◆ HOW TO COMPLETE THIS TASK: Find all lines below containing the string "true" and return them.

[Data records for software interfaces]
════

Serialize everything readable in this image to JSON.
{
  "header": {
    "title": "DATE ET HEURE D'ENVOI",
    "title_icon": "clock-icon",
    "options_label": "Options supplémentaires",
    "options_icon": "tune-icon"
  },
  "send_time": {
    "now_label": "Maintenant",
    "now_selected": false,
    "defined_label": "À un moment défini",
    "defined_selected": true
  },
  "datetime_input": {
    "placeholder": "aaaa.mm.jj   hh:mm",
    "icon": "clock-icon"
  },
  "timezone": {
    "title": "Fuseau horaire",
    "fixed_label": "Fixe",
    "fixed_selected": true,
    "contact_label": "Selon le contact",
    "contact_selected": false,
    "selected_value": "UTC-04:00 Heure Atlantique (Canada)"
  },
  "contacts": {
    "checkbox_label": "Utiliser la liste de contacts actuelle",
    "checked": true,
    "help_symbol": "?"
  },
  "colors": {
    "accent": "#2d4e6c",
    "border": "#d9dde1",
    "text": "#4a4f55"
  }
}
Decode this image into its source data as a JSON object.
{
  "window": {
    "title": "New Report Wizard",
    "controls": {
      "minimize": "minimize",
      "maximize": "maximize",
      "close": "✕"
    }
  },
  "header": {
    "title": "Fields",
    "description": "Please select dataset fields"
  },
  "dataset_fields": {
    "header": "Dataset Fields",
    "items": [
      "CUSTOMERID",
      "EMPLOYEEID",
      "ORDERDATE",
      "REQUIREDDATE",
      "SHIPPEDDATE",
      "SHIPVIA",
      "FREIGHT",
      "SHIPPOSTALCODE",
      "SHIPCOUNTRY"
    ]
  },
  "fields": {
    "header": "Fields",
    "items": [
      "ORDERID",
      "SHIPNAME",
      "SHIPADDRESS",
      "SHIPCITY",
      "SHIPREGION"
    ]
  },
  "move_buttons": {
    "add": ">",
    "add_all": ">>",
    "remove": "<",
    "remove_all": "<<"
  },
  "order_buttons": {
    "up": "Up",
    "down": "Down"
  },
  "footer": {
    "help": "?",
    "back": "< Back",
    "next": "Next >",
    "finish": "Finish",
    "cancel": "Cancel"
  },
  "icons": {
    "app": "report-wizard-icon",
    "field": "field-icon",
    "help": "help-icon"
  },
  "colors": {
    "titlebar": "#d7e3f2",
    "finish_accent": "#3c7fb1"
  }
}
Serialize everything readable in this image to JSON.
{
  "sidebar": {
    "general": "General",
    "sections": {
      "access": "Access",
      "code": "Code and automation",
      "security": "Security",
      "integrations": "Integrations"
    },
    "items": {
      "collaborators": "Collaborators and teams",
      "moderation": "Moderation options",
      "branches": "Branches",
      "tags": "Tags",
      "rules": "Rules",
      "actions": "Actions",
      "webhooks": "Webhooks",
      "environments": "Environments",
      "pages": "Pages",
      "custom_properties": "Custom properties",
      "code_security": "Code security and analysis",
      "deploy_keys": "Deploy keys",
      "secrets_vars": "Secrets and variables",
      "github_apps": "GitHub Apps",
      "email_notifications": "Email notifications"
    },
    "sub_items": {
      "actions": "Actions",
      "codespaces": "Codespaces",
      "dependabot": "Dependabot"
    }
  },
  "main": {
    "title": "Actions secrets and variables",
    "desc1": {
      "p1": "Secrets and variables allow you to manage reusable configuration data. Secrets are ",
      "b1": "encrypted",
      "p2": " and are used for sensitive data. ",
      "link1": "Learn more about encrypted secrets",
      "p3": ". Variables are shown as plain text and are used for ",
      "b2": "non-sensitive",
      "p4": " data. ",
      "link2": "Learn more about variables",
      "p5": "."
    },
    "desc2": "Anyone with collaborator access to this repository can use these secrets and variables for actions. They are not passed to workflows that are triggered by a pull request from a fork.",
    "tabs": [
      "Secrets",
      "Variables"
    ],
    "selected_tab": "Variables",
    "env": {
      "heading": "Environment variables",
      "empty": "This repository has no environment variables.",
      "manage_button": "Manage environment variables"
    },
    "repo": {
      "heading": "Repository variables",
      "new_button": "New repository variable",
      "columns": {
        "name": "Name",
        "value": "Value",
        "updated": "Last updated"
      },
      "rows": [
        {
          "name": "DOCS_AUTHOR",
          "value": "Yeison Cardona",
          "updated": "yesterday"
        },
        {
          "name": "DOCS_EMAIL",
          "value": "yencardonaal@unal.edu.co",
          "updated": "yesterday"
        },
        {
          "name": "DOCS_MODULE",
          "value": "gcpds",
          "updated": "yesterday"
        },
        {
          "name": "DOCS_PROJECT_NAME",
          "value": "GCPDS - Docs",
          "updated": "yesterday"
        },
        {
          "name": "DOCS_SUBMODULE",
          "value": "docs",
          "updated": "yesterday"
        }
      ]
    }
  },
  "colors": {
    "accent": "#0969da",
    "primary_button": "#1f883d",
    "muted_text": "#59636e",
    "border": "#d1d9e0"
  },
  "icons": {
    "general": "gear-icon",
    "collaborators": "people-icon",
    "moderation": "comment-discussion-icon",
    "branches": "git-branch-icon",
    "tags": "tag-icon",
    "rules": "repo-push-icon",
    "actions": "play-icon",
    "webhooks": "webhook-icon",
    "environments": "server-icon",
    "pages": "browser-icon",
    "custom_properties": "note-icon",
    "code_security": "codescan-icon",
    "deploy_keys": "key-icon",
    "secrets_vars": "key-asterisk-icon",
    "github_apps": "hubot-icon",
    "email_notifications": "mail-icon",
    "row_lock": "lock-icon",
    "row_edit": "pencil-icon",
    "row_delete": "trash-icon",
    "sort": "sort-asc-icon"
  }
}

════

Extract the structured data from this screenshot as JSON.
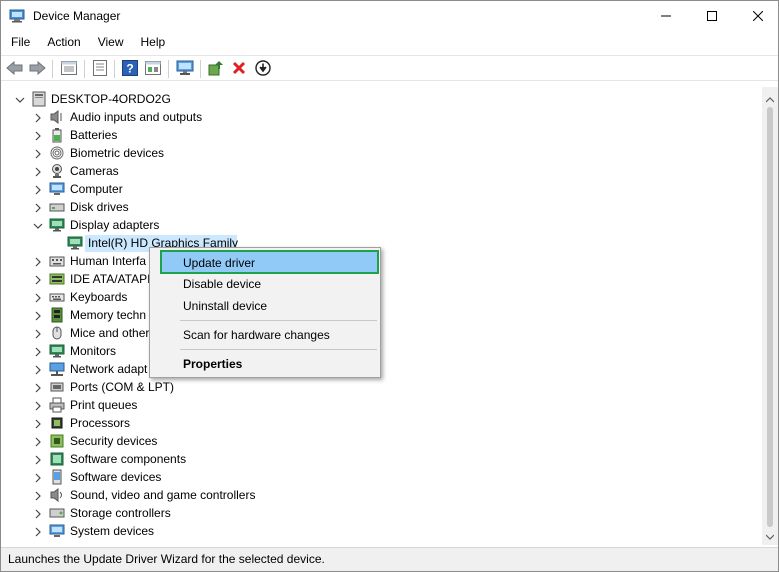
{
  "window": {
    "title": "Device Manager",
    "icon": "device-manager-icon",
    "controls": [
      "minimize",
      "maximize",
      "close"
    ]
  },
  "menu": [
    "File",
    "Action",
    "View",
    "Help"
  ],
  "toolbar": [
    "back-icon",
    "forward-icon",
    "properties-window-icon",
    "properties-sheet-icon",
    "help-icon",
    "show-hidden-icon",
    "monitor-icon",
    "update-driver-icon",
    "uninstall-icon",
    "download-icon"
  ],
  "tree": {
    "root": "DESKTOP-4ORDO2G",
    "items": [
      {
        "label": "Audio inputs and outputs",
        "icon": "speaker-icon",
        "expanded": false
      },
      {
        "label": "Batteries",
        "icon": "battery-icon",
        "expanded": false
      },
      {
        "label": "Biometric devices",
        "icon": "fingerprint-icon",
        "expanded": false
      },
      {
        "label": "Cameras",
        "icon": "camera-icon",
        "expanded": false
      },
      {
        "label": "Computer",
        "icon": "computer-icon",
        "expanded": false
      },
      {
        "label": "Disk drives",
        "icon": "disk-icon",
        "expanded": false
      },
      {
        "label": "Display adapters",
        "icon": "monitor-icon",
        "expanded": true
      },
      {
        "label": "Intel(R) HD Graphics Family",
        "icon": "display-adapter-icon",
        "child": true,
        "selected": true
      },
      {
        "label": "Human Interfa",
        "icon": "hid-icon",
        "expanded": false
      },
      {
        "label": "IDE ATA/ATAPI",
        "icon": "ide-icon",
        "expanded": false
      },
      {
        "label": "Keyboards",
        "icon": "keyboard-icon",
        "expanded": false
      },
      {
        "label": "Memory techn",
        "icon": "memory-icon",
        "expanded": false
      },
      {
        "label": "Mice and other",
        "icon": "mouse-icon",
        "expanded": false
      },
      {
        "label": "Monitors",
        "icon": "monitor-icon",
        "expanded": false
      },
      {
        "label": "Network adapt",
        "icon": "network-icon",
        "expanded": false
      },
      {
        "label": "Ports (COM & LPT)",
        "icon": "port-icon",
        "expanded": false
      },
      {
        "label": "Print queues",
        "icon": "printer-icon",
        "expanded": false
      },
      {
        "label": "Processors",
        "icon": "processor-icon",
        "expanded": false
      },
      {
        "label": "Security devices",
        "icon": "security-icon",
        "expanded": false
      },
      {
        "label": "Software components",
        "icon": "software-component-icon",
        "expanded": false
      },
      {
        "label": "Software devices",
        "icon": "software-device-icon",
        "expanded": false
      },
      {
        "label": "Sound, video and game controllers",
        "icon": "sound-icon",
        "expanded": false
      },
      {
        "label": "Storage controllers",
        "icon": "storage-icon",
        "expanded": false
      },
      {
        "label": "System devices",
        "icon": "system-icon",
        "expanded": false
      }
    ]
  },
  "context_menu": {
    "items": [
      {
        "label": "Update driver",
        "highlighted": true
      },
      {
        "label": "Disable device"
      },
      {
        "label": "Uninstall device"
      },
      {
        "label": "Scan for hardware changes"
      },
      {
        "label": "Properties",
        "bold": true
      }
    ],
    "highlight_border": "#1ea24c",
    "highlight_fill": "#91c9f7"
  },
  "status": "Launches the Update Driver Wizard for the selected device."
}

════

◆ THE ANSWER:
    "defined_selected": true
    "fixed_selected": true,
    "checked": true,
        "expanded": true
        "child": true,
        "selected": true
        "highlighted": true
        "bold": true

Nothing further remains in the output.